Tammy’s is a tiny plywood shack painted a startling red and yellow and set back from State Route 32 in rural North Franklin, Connecticut. Without the giant hot dog it would be almost invisible from the road since it’s dwarfed by a large metal automotive repair shop immediately next door. A sign along Tammy’s roof justly boasts “Good Food . . . Fast,” but cheerful service and friendly customers are equal reasons to make a stop.
Tammy is a buxom blonde with an easy, welcoming manner and a smile to brighten the cloudiest day. Behind her at the order window was a tiny kitchen that with its stainless steel vent hood and other gleaming appliances was vaguely reminiscent of a diner. After gazing at a menu board offering classic roadside food ranging from steak bombs to chili dogs and sweet potato fries to onion rings, I ordered the kielbasa with kraut, a savory choice I didn’t regret.

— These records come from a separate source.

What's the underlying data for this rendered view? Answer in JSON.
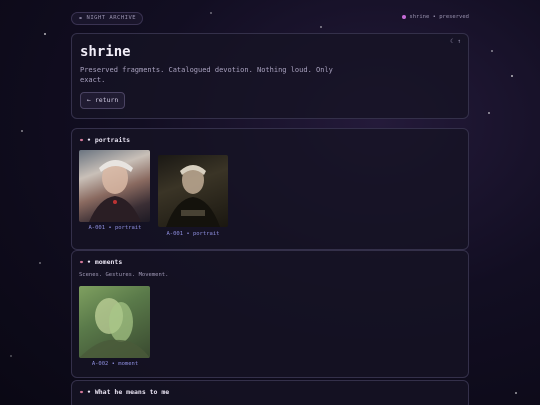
{
  "topbar": {
    "archive_label": "NIGHT ARCHIVE",
    "status": "shrine • preserved"
  },
  "hero": {
    "title": "shrine",
    "description": "Preserved fragments. Catalogued devotion. Nothing loud. Only exact.",
    "icons": "☾ ↑",
    "return_label": "← return"
  },
  "sections": {
    "portraits": {
      "title": "• portraits",
      "captions": [
        "A-001 • portrait",
        "A-001 • portrait"
      ]
    },
    "moments": {
      "title": "• moments",
      "subtitle": "Scenes. Gestures. Movement.",
      "captions": [
        "A-002 • moment"
      ]
    },
    "meaning": {
      "title": "• What he means to me"
    }
  },
  "icons": {
    "eye": "eye-icon",
    "dot": "status-dot-icon",
    "moon": "moon-icon",
    "arrow": "arrow-up-icon"
  },
  "colors": {
    "accent": "#c56bd6",
    "caption": "#8f8fe0",
    "background": "#120e22"
  }
}
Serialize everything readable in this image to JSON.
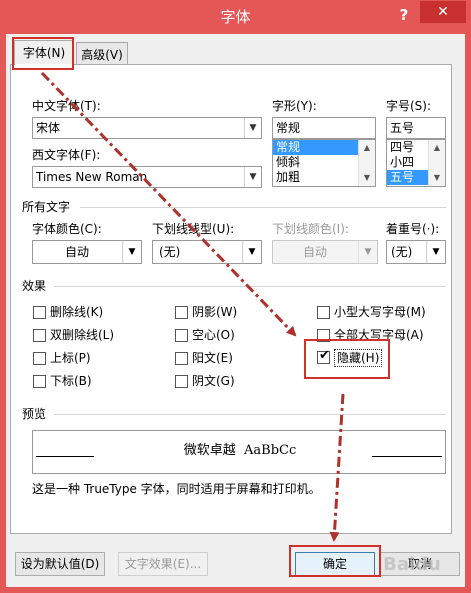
{
  "window": {
    "title": "字体",
    "help_label": "?",
    "close_label": "✕"
  },
  "tabs": [
    {
      "label": "字体(N)",
      "active": true
    },
    {
      "label": "高级(V)",
      "active": false
    }
  ],
  "chinese_font": {
    "label": "中文字体(T):",
    "value": "宋体"
  },
  "western_font": {
    "label": "西文字体(F):",
    "value": "Times New Roman"
  },
  "style": {
    "label": "字形(Y):",
    "value": "常规",
    "options": [
      "常规",
      "倾斜",
      "加粗"
    ],
    "selected": 0
  },
  "size": {
    "label": "字号(S):",
    "value": "五号",
    "options": [
      "四号",
      "小四",
      "五号"
    ],
    "selected": 2
  },
  "all_text": {
    "title": "所有文字",
    "font_color": {
      "label": "字体颜色(C):",
      "value": "自动"
    },
    "underline_style": {
      "label": "下划线线型(U):",
      "value": "(无)"
    },
    "underline_color": {
      "label": "下划线颜色(I):",
      "value": "自动",
      "disabled": true
    },
    "emphasis": {
      "label": "着重号(·):",
      "value": "(无)"
    }
  },
  "effects": {
    "title": "效果",
    "items": [
      {
        "label": "删除线(K)",
        "checked": false
      },
      {
        "label": "双删除线(L)",
        "checked": false
      },
      {
        "label": "上标(P)",
        "checked": false
      },
      {
        "label": "下标(B)",
        "checked": false
      },
      {
        "label": "阴影(W)",
        "checked": false
      },
      {
        "label": "空心(O)",
        "checked": false
      },
      {
        "label": "阳文(E)",
        "checked": false
      },
      {
        "label": "阴文(G)",
        "checked": false
      },
      {
        "label": "小型大写字母(M)",
        "checked": false
      },
      {
        "label": "全部大写字母(A)",
        "checked": false
      },
      {
        "label": "隐藏(H)",
        "checked": true
      }
    ]
  },
  "preview": {
    "title": "预览",
    "sample": "微软卓越  AaBbCc",
    "note": "这是一种 TrueType 字体，同时适用于屏幕和打印机。"
  },
  "buttons": {
    "set_default": "设为默认值(D)",
    "text_effects": "文字效果(E)...",
    "ok": "确定",
    "cancel": "取消"
  },
  "watermark": "Baidu",
  "colors": {
    "titlebar": "#e45757",
    "close": "#c7302e",
    "selection": "#3399ff",
    "annotation": "#b0302a"
  }
}
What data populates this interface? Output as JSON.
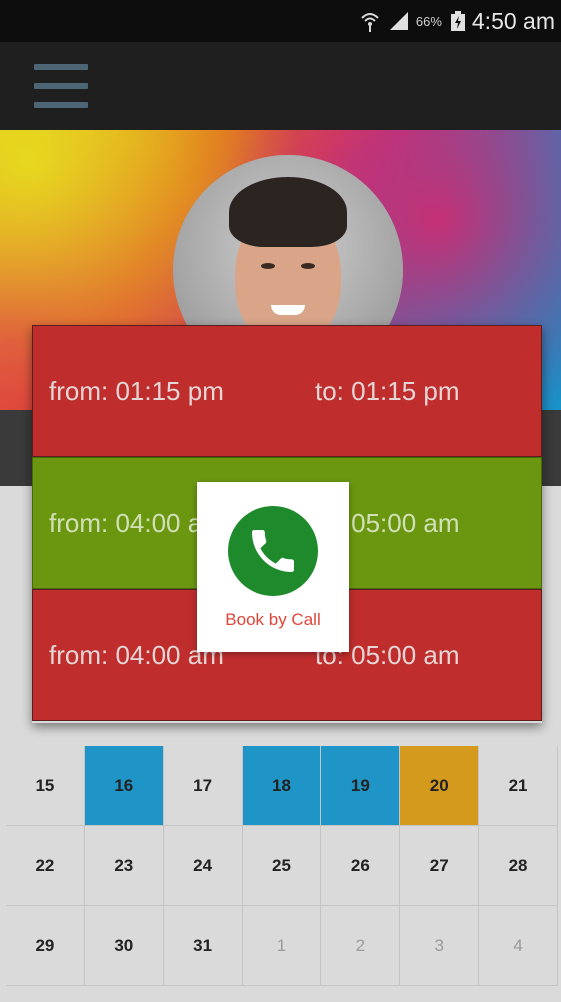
{
  "status_bar": {
    "battery_percent": "66%",
    "time": "4:50 am",
    "icons": [
      "wifi-icon",
      "signal-icon",
      "battery-icon"
    ]
  },
  "app_bar": {
    "menu_icon": "hamburger-menu-icon"
  },
  "profile": {
    "avatar": "profile-photo"
  },
  "slots": [
    {
      "from": "from: 01:15 pm",
      "to": "to: 01:15 pm",
      "color": "#bf2d2d"
    },
    {
      "from": "from: 04:00 am",
      "to": "to: 05:00 am",
      "color": "#6b9710"
    },
    {
      "from": "from: 04:00 am",
      "to": "to: 05:00 am",
      "color": "#bf2d2d"
    }
  ],
  "book_popup": {
    "label": "Book by Call",
    "icon": "phone-icon"
  },
  "calendar": {
    "rows": [
      [
        "15",
        "16",
        "17",
        "18",
        "19",
        "20",
        "21"
      ],
      [
        "22",
        "23",
        "24",
        "25",
        "26",
        "27",
        "28"
      ],
      [
        "29",
        "30",
        "31",
        "1",
        "2",
        "3",
        "4"
      ]
    ],
    "highlight_colors": {
      "blue": "#1e95c6",
      "gold": "#d49a1d"
    }
  }
}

Following some small talk about the weather and local politics I asked about the sign. She came upon it by accident, she said with a grin, when a customer who had it lying in his back yard offered it for $100. She wasn’t sure where it had originated, but speculated that the uniquely crafted tube steak had been used at another restaurant. “Best investment I ever made.”

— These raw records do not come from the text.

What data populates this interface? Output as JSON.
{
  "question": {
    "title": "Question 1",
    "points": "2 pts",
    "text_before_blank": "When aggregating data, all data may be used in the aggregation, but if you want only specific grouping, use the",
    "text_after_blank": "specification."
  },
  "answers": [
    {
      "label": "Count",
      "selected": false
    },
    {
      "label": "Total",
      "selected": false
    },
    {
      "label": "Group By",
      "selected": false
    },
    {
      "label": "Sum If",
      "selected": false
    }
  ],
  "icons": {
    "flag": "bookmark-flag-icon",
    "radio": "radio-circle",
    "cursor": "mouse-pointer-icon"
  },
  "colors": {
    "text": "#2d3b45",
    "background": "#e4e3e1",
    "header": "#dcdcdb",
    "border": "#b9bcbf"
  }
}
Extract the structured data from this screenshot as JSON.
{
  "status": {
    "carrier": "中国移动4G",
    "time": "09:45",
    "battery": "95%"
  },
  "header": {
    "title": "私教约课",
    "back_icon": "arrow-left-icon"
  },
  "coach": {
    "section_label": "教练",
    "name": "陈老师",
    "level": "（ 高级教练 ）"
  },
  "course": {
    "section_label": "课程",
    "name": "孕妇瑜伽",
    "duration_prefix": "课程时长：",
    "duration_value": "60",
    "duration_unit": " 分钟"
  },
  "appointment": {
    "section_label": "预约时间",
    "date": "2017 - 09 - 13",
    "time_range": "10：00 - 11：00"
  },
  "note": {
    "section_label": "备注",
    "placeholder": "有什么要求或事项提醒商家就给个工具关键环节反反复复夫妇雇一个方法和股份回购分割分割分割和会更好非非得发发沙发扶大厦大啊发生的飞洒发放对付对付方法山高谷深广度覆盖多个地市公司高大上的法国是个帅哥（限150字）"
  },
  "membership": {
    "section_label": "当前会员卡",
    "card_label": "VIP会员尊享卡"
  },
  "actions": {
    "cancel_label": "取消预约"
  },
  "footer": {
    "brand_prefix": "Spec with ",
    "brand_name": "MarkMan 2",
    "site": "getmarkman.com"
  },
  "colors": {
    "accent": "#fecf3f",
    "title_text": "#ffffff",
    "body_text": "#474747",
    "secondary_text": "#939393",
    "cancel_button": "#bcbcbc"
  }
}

When my sandwich arrived I grabbed a seat at one of several picnic tables, though I could have avoided the chill breeze in a dining shack with crossbuck doors that stood at a right angle to the kitchen. A couple other customers engaged in low conversation as they waited for their meals were seated nearby.
On each table was a clear, two liter soda bottle turned upside down and filled with water. They weren’t there to slake thirsts brought on by clam rolls or Georgia red hots. Instead they’re used to scare off flies, Tammy said to the nod of the other patrons. Apparently, when one of the pesky insects lands on a table near the bottles, they see a world so enlarged and distorted that they dart off in terror. “It works just fine,” she responded to my skeptical glance.

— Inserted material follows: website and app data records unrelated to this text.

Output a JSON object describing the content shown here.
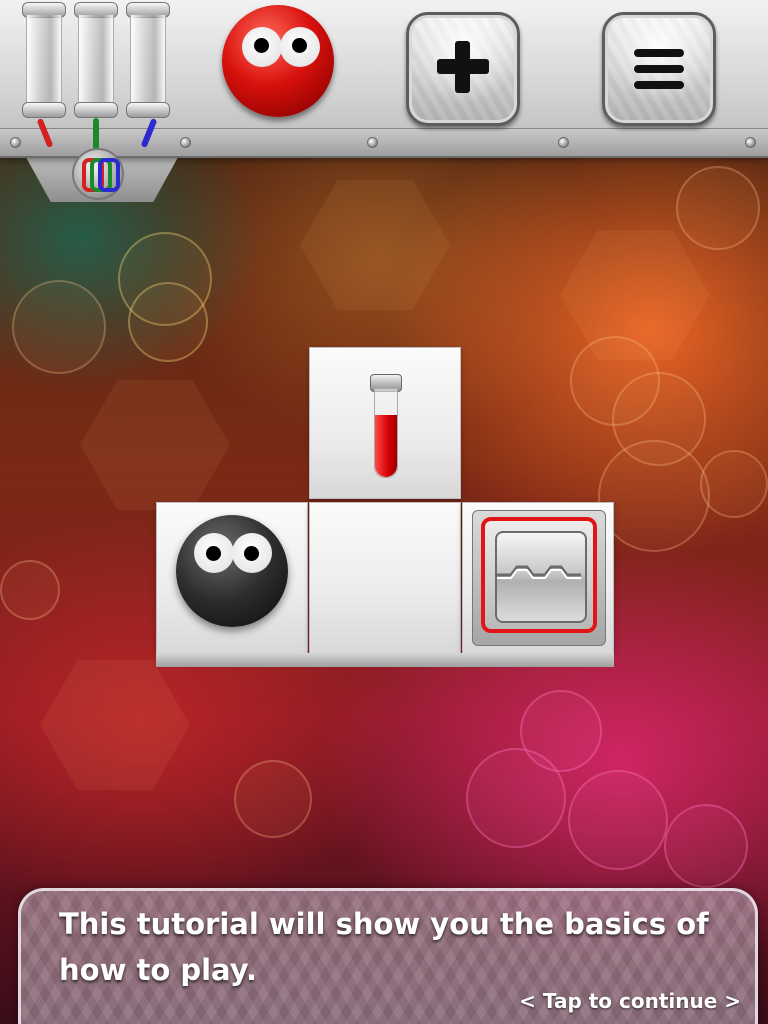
{
  "top_bar": {
    "add_button_icon": "plus-icon",
    "menu_button_icon": "menu-icon",
    "tubes": [
      {
        "wire_color": "#d32020"
      },
      {
        "wire_color": "#1a8a2a"
      },
      {
        "wire_color": "#2a2ad0"
      }
    ]
  },
  "player_indicator": {
    "color": "#d8110d"
  },
  "board": {
    "tiles": [
      {
        "contains": "test-tube",
        "fluid_color": "#d40000"
      },
      {
        "contains": "black-blob",
        "color": "#2d2d2d"
      },
      {
        "contains": "empty"
      },
      {
        "contains": "exit-gate",
        "highlight_color": "#e11515"
      }
    ]
  },
  "dialog": {
    "message": "This tutorial will show you the basics of how to play.",
    "continue_label": "< Tap to continue >"
  }
}
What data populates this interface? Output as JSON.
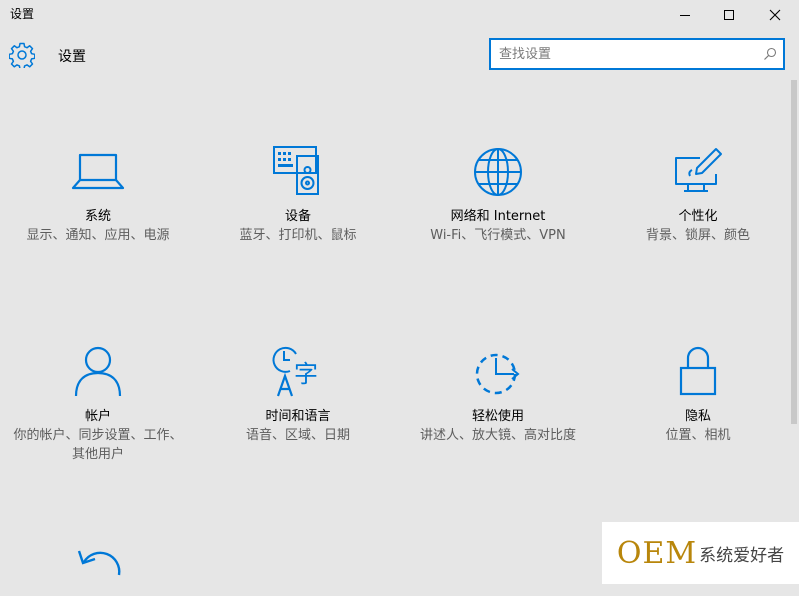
{
  "window": {
    "title": "设置",
    "controls": {
      "minimize": "minimize-icon",
      "maximize": "maximize-icon",
      "close": "close-icon"
    }
  },
  "header": {
    "icon": "gear-icon",
    "title": "设置",
    "search": {
      "placeholder": "查找设置",
      "value": "",
      "icon": "search-icon"
    }
  },
  "tiles": [
    {
      "name": "系统",
      "desc": "显示、通知、应用、电源",
      "icon": "laptop-icon"
    },
    {
      "name": "设备",
      "desc": "蓝牙、打印机、鼠标",
      "icon": "devices-icon"
    },
    {
      "name": "网络和 Internet",
      "desc": "Wi-Fi、飞行模式、VPN",
      "icon": "globe-icon"
    },
    {
      "name": "个性化",
      "desc": "背景、锁屏、颜色",
      "icon": "personalization-icon"
    },
    {
      "name": "帐户",
      "desc": "你的帐户、同步设置、工作、其他用户",
      "icon": "person-icon"
    },
    {
      "name": "时间和语言",
      "desc": "语音、区域、日期",
      "icon": "time-language-icon"
    },
    {
      "name": "轻松使用",
      "desc": "讲述人、放大镜、高对比度",
      "icon": "ease-of-access-icon"
    },
    {
      "name": "隐私",
      "desc": "位置、相机",
      "icon": "lock-icon"
    },
    {
      "name": "",
      "desc": "",
      "icon": "update-icon"
    }
  ],
  "accent_color": "#0078d7",
  "watermark": {
    "oem": "OEM",
    "text": "系统爱好者"
  }
}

In my hunger, I wolfed down my meal in just a few minutes. I didn’t linger long, but I left not only with a comforting bellyful, but with the tasty memory of having stumbled on a special place, however humble. I’d gotten not just a delicious lunch, but some local flavor that couldn’t be found on the menu of a chain burger joint or chicken outlet.